**REQUIRED WORK:**
When a line in the data below includes "Lighting", pick it out and copy it.

▼

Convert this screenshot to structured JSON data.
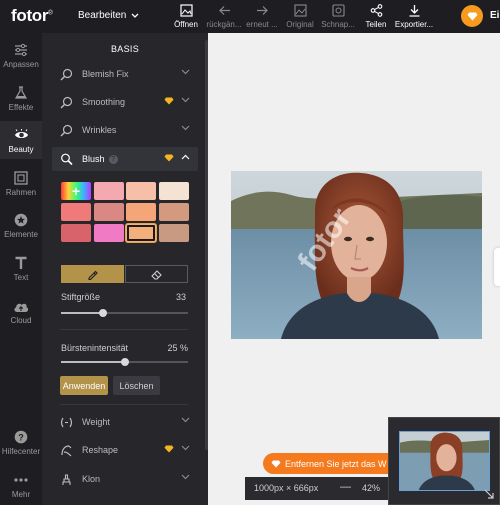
{
  "topbar": {
    "logo": "fotor",
    "logo_mark": "®",
    "edit_label": "Bearbeiten",
    "items": [
      {
        "label": "Öffnen",
        "icon": "image-icon",
        "dim": false
      },
      {
        "label": "rückgän...",
        "icon": "undo-icon",
        "dim": true
      },
      {
        "label": "erneut ...",
        "icon": "redo-icon",
        "dim": true
      },
      {
        "label": "Original",
        "icon": "original-icon",
        "dim": true
      },
      {
        "label": "Schnap...",
        "icon": "snapshot-icon",
        "dim": true
      },
      {
        "label": "Teilen",
        "icon": "share-icon",
        "dim": false
      },
      {
        "label": "Exportier...",
        "icon": "download-icon",
        "dim": false
      }
    ],
    "user_name": "Ei"
  },
  "leftnav": {
    "items": [
      {
        "label": "Anpassen",
        "icon": "sliders-icon"
      },
      {
        "label": "Effekte",
        "icon": "flask-icon"
      },
      {
        "label": "Beauty",
        "icon": "eye-icon",
        "active": true
      },
      {
        "label": "Rahmen",
        "icon": "frame-icon"
      },
      {
        "label": "Elemente",
        "icon": "star-icon"
      },
      {
        "label": "Text",
        "icon": "text-icon"
      },
      {
        "label": "Cloud",
        "icon": "cloud-icon"
      },
      {
        "label": "Hilfecenter",
        "icon": "help-icon"
      },
      {
        "label": "Mehr",
        "icon": "more-icon"
      }
    ]
  },
  "panel": {
    "title": "BASIS",
    "tools": {
      "blemish": "Blemish Fix",
      "smoothing": "Smoothing",
      "wrinkles": "Wrinkles",
      "blush": "Blush",
      "weight": "Weight",
      "reshape": "Reshape",
      "klon": "Klon"
    },
    "blush": {
      "swatches": [
        "rainbow",
        "#f4a8b0",
        "#f6bfa8",
        "#f4e2d2",
        "#f07a7a",
        "#d98884",
        "#f4a679",
        "#d49a80",
        "#d9636b",
        "#f07ac4",
        "#f4b07a",
        "#c89a82"
      ],
      "selected_index": 10,
      "size_label": "Stiftgröße",
      "size_value": "33",
      "size_fraction": 0.33,
      "intensity_label": "Bürstenintensität",
      "intensity_value": "25 %",
      "intensity_fraction": 0.5,
      "apply_label": "Anwenden",
      "clear_label": "Löschen"
    }
  },
  "canvas": {
    "watermark": "fotor",
    "promo_text": "Entfernen Sie jetzt das W",
    "dimensions": "1000px × 666px",
    "zoom": "42%",
    "accent": "#b39249",
    "promo_color": "#f47a1d"
  }
}
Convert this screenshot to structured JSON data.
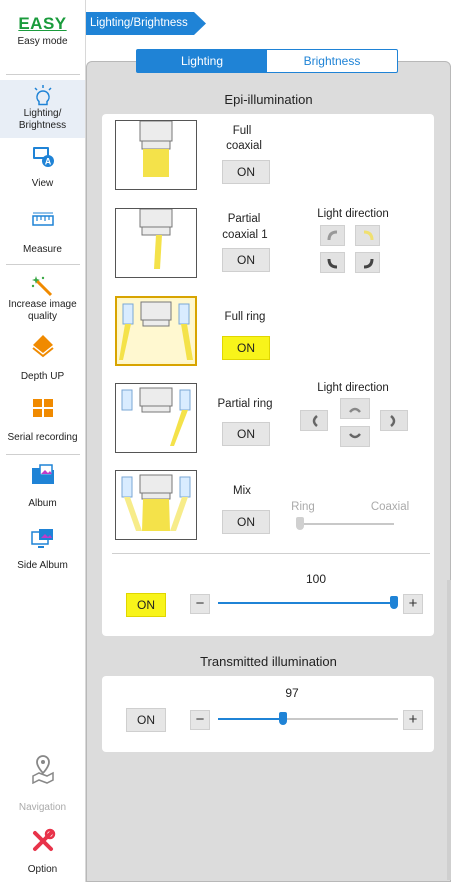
{
  "sidebar": {
    "easy_title": "EASY",
    "easy_label": "Easy mode",
    "items": [
      {
        "label1": "Lighting/",
        "label2": "Brightness"
      },
      {
        "label": "View"
      },
      {
        "label": "Measure"
      },
      {
        "label1": "Increase image",
        "label2": "quality"
      },
      {
        "label": "Depth UP"
      },
      {
        "label": "Serial recording"
      },
      {
        "label": "Album"
      },
      {
        "label": "Side Album"
      }
    ],
    "navigation_label": "Navigation",
    "option_label": "Option"
  },
  "breadcrumb": "Lighting/Brightness",
  "tabs": [
    "Lighting",
    "Brightness"
  ],
  "epi": {
    "title": "Epi-illumination",
    "full_coaxial": {
      "line1": "Full",
      "line2": "coaxial",
      "button": "ON"
    },
    "partial_coaxial": {
      "line1": "Partial",
      "line2": "coaxial 1",
      "button": "ON",
      "direction_label": "Light direction"
    },
    "full_ring": {
      "label": "Full ring",
      "button": "ON"
    },
    "partial_ring": {
      "label": "Partial ring",
      "button": "ON",
      "direction_label": "Light direction"
    },
    "mix": {
      "label": "Mix",
      "button": "ON",
      "ring_label": "Ring",
      "coaxial_label": "Coaxial",
      "level": 0
    },
    "master": {
      "button": "ON",
      "value": "100",
      "level": 100
    }
  },
  "transmitted": {
    "title": "Transmitted illumination",
    "button": "ON",
    "value": "97",
    "level": 0.36
  },
  "colors": {
    "accent": "#1f83d6",
    "on_yellow": "#f8f41a",
    "easy_green": "#1a9b3c"
  }
}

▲

**FINISHED EXERCISE:**
        "label1": "Lighting/",
  "breadcrumb": "Lighting/Brightness",
    "Lighting",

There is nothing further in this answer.